As London prepares to throw the world a $14 billion party, it seems fair to ask the question: What does it get out of the bargain aside from some shiny medals, pleasant memories, and an excess of David Beckham bobblehead dolls?
Salt Lake got to show that its Mormon community was open to the world. Turin got to show that it was not the Detroit of Europe. China got to give the world a glimpse of the superpower-to-be. And Vancouver got to show the world that Canadians are not, in fact, Americans.
But London? It hasn't had anything to prove to the world since Waterloo, and the supposed economic benefits of hosting the Olympics have long been dubious. Some experts say the Olympics are a net gain, boosting trade and global prestige. Other experts say those experts are bonkers. One thing that seems certain is that the cause of the current global malaise is not a shortage of Olympic velodromes.
So have cities like London, Paris, Madrid, and Tokyo – who have all bid for the Games at some point in the last decade – simply taken leave of their senses? Why does any city without a global chip on its shoulder want the Olympics, with all its traffic jams, stadium projects, and cosseted International Olympic Committee barons?
London's answer to that question gives a hint at what the Olympics are becoming, as well as how hosting the Olympics could potentially leave a lasting and positive impact on a city that doesn't really need them.

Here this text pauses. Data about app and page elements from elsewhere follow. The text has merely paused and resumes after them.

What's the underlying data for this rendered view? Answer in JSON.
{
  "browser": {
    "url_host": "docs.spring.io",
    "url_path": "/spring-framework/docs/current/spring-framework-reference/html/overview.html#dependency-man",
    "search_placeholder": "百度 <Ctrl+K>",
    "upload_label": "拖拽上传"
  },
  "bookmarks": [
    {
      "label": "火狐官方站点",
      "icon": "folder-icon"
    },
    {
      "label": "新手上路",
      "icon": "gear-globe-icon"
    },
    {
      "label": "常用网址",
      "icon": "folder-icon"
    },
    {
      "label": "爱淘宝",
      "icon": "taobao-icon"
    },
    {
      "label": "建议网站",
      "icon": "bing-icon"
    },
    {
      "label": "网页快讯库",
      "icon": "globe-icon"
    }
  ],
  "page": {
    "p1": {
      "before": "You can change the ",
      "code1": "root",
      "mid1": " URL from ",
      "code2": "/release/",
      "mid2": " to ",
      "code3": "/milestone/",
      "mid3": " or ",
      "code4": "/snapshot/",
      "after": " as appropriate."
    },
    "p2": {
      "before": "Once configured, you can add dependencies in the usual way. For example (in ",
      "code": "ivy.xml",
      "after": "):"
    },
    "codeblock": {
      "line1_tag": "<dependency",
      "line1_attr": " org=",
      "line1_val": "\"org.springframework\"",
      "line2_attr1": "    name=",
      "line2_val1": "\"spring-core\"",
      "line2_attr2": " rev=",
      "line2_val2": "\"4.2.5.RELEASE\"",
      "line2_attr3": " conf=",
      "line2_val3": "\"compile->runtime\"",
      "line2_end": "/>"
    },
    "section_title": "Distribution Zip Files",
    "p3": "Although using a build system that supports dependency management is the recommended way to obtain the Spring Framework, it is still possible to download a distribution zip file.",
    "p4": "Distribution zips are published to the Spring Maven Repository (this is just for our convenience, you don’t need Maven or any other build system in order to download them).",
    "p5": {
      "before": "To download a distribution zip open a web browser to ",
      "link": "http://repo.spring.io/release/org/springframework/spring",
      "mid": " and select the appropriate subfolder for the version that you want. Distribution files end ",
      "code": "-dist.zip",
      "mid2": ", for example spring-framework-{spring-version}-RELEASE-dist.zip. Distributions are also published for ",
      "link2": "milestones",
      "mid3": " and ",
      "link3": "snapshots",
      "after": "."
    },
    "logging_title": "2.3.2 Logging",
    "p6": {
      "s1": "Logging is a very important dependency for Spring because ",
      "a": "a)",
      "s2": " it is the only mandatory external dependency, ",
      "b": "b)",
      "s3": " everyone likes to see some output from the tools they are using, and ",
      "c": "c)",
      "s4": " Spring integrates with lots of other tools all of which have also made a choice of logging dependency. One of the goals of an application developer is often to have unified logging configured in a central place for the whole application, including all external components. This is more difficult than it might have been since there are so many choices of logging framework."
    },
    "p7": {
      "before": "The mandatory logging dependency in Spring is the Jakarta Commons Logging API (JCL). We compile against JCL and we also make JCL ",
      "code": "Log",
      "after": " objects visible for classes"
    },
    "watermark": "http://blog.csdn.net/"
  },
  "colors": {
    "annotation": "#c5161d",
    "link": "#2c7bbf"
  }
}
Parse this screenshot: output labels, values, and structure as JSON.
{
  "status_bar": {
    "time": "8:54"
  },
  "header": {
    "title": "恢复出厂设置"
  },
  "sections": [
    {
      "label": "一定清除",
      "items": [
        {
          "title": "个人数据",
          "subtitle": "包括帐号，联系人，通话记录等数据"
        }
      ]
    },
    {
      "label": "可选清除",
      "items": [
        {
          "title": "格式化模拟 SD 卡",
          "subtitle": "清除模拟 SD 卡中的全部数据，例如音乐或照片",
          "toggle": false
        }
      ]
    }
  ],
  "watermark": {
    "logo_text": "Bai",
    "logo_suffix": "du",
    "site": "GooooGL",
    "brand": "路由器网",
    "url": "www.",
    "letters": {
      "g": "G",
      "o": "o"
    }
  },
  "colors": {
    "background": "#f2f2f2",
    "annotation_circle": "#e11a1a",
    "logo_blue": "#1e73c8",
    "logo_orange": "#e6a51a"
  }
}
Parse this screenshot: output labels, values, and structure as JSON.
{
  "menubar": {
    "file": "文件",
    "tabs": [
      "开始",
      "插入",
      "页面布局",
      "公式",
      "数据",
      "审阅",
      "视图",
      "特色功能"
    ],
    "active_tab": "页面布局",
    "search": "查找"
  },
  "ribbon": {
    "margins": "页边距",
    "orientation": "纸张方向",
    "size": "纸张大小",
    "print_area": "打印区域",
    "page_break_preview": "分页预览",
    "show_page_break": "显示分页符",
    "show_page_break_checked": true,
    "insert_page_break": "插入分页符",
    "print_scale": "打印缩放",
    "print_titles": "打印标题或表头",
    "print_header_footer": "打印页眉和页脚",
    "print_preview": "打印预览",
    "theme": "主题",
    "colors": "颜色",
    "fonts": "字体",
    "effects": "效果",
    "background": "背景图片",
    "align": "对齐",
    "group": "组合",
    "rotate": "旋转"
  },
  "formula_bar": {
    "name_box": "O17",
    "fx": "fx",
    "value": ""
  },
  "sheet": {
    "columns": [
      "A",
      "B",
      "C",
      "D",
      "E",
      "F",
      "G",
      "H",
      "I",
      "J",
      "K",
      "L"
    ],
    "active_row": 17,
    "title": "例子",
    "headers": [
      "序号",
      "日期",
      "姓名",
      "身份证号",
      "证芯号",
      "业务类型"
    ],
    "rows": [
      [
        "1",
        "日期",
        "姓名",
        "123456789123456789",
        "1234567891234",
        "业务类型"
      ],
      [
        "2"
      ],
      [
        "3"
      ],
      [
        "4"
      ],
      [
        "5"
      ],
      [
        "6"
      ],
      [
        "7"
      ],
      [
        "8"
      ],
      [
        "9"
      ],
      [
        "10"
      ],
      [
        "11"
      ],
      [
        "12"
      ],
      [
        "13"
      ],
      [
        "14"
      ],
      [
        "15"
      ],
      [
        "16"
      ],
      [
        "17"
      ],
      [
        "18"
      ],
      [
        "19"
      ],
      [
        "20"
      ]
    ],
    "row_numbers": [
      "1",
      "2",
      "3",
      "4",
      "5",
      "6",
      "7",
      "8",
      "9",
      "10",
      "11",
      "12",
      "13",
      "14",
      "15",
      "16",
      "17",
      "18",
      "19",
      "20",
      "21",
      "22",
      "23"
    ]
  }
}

In a word, the answer is: infrastructure. True, the average citizen does not go to bed on Christmas Eve dreaming of tearing open "improved infrastructure" the next morning, but for city officials, its four syllables are a siren song. While Salt Lake, Beijing, and the rest saw the Olympics as a ticket into an exclusive club – the cost of buying dearly desired global cred – London wants to show the world how to use the Games to resuscitate forgotten parts of a city.
Olympic Park is not remotely near anything a tourist would recognize as London. It is in Stratford, which over the years had become London shorthand for "industrial blight." And the Olympics were a unique lever to effect a profound transformation.
"The single massive positive impact of the Olympics is the clearing and redevelopment of a vast, unusable space," says Tony Travers, a professor at the London School of Economics who has followed the Olympic process here. "It is now all cleaned up and ready to use for a city with a fast-growing population."
Without the Olympics, Professor Travers doubts whether the land would ever have been reclaimed. At the least, he says, it would have taken as many as 60 years. The reason for that is as obvious as the $14 billion estimated budget for the London Organizing Committee of the Olympics Games (LOCOG).